Although gerbils are generally healthy pets, they can still develop health problems that require veterinary care. Some common health issues in gerbils include dental problems, respiratory infections, and skin disorders. Watch for signs of illness, such as lethargy, loss of appetite, or difficulty breathing, and seek veterinary care if necessary.

Preventing Illness in Gerbils

Preventing illness is the best way to keep your gerbil healthy and happy. Provide a clean living environment, avoid overcrowding, and feed a balanced diet. Regular veterinary checkups can also help catch health problems early.

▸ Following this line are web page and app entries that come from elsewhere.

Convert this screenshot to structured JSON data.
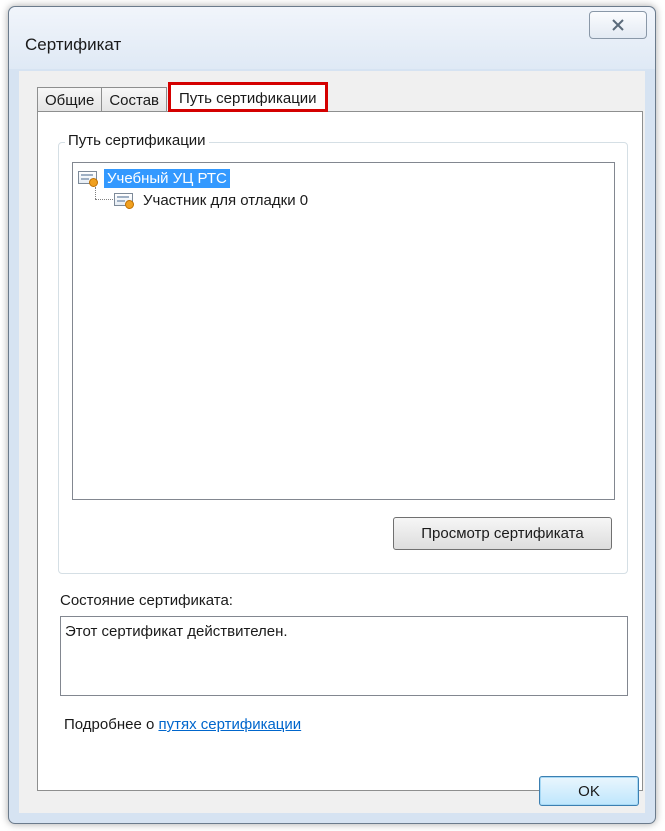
{
  "window": {
    "title": "Сертификат",
    "close_symbol": "✕"
  },
  "tabs": [
    {
      "label": "Общие",
      "active": false
    },
    {
      "label": "Состав",
      "active": false
    },
    {
      "label": "Путь сертификации",
      "active": true
    }
  ],
  "path_group": {
    "label": "Путь сертификации",
    "tree": [
      {
        "label": "Учебный УЦ РТС",
        "level": 0,
        "selected": true,
        "icon": "certificate-icon"
      },
      {
        "label": "Участник для отладки 0",
        "level": 1,
        "selected": false,
        "icon": "certificate-icon"
      }
    ],
    "view_button_label": "Просмотр сертификата"
  },
  "status": {
    "label": "Состояние сертификата:",
    "text": "Этот сертификат действителен."
  },
  "more_info": {
    "prefix": "Подробнее о ",
    "link_text": "путях сертификации"
  },
  "buttons": {
    "ok_label": "OK"
  },
  "colors": {
    "highlight": "#d40000",
    "selection": "#3399ff",
    "link": "#0066cc"
  }
}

Gerbil Behavior and Training

Gerbil Socialization and Play

Gerbils are social animals that enjoy living in pairs or groups. However, it’s essential to introduce gerbils slowly and carefully to prevent fighting. Provide plenty of toys and activities to keep your gerbil entertained, such as tunnels, chew toys, and an exercise wheel.

Teaching Gerbils Tricks

Gerbils are intelligent creatures that can be trained to perform simple tricks, such as running through a maze or jumping through a hoop. Use positive reinforcement, such as treats and praise, to encourage good behavior. Keep training sessions short and frequent, and be patient.

Breeding Gerbils

Preparing for Breeding Gerbils

Breeding gerbils requires planning and preparation. Choose healthy, unrelated gerbils of the opposite sex, and ensure that they have a proper living environment and diet. Gerbils become sexually mature at around three months of age, and females have a gestation period of 24-26 days.

Mating Gerbils

Mating gerbils is a natural process that requires minimal intervention. Introduce a male and female gerbil in a neutral territory and monitor their behavior. If they show interest in each other, they will mate naturally. Remove the male after mating to prevent fighting.

Raising Gerbil Pups

Gerbil pups are born blind and hairless and require a warm, safe environment to grow. Keep the mother and pups in a separate tank with plenty of bedding and a nest box. Provide a balanced diet for the mother, and avoid handling the pups until they are fully furred and able to see.


Gerbils are fascinating, low-maintenance pets that can bring joy and companionship to your life. By following the tips and guidelines outlined in this comprehensive guide, you can provide the best possible care for your gerbil and ensure their happiness and health. Remember to provide a proper habitat, a balanced diet, and plenty of love and attention. With a little bit of effort, you and your gerbil can enjoy a long and rewarding life together.

ThePetFaq Team